Pytheas returned to Brittany and explored “beyond the Rhine”; he may have reached the Elbe.
At different times and in different places, different motives are dominant.
Sometimes one motive inspires the promoters of discovery, and another motive may inspire the individuals who carry out the search.
It later expanded again to include the far northern lands beyond the Baltic and another and dazzling civilization in the Far East (the medieval view).
The earliest known surviving map, dating probably from the time of ), shows canals or rivers—perhaps the Tigris and a tributary—and surrounding mountains.
He may have sailed around Britain; he describes it as a triangle and also relates that the inhabitants “harvest grain crops by cutting off the ears…and storing them in covered granges.” Around Thule, “the northernmost of the British Isles, six days sail from Britain,” there is “neither sea nor air but a mixture like sea-lung…binds everything together,” a reference perhaps to drift ice or dense sea fog.
Thule has been identified with Iceland (too far north), with Mainland island of the Shetland group (too far south), and perhaps, most plausibly, with Norway.
Herodotus tells of five young adventurers of the tribe of the Nasamones living on the desert edge of Cyrenaica in North Africa, who journeyed southwest for many months across the desert, reaching a great river flowing from west to east; this presumably was the Niger, although Herodotus thought it to be the Upper Nile.
with 60 ships and 30,000 colonists “to found cities.” Even allowing for a possible great exaggeration of numbers, this expedition, if it occurred, can hardly have been the first exploratory voyage along the coast of West Africa; indeed, Herodotus reports that Phoenicians circumnavigated the continent about 600 .
The first phase is the exploration of the Old World centred on the Mediterranean Sea, the second is the so-called Age of Discovery, during which, in the search for sea routes to Cathay (the name by which China was known to medieval Europe), a New World was found, and the third is the establishment of the political, social, and commercial relationships of the New World to the Old and the elucidation of the major physical features of the continental interiors—in short, the delineation of the modern world.
In the Iberian Peninsula the impetus of the counteroffensive against the Moors carried the Portuguese to probe the West African coastline and the Spanish to attempt the expulsion of Islam from the western Mediterranean. From the time of the earliest recorded history to the beginning of the 15th century, Western knowledge of the world widened from a river valley surrounded by mountains or desert (the views of Babylonia and Egypt) to a Mediterranean world with hinterlands extending from the Sahara to the Gobi Desert and from the Atlantic to the Indian Ocean (the view of Greece and Rome).

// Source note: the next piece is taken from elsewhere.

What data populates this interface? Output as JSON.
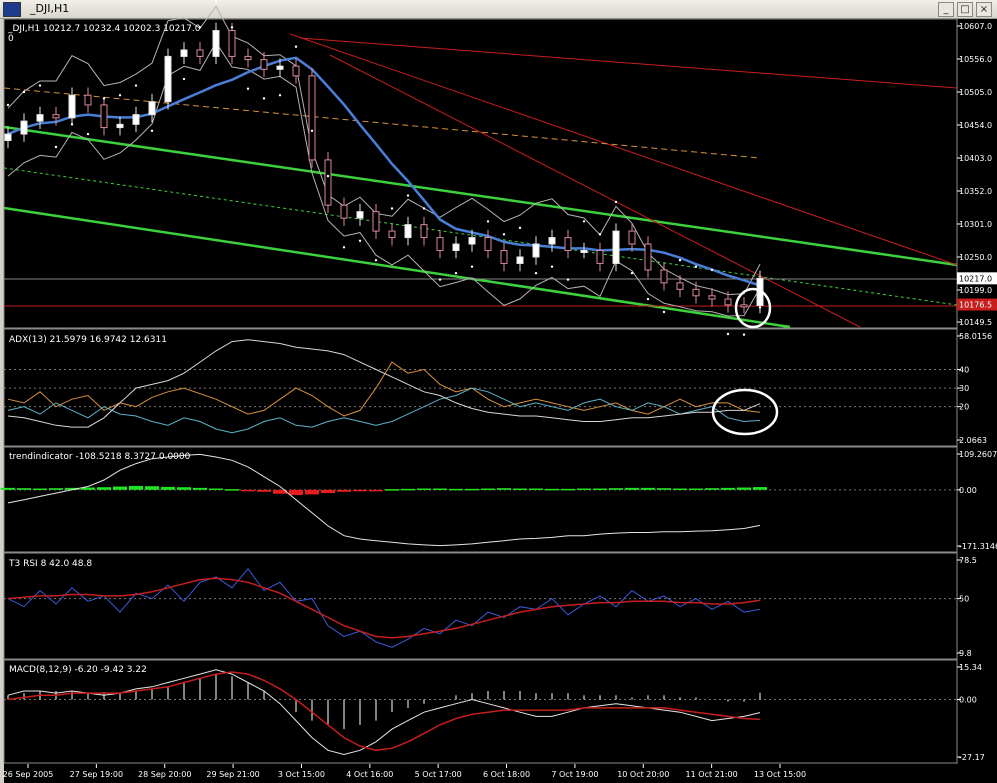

Where he landed he found a wooden prow with a horse carved on it, and he was told by the Africans that it came from a wrecked ship of men from the west. Scylax traveled overland to the Kabul River, reached the Indus, followed it to the sea, sailed westward, and, passing by the Persian Gulf (which was already well known), explored the Red Sea, finally arriving at Arsinoë, near modern Suez.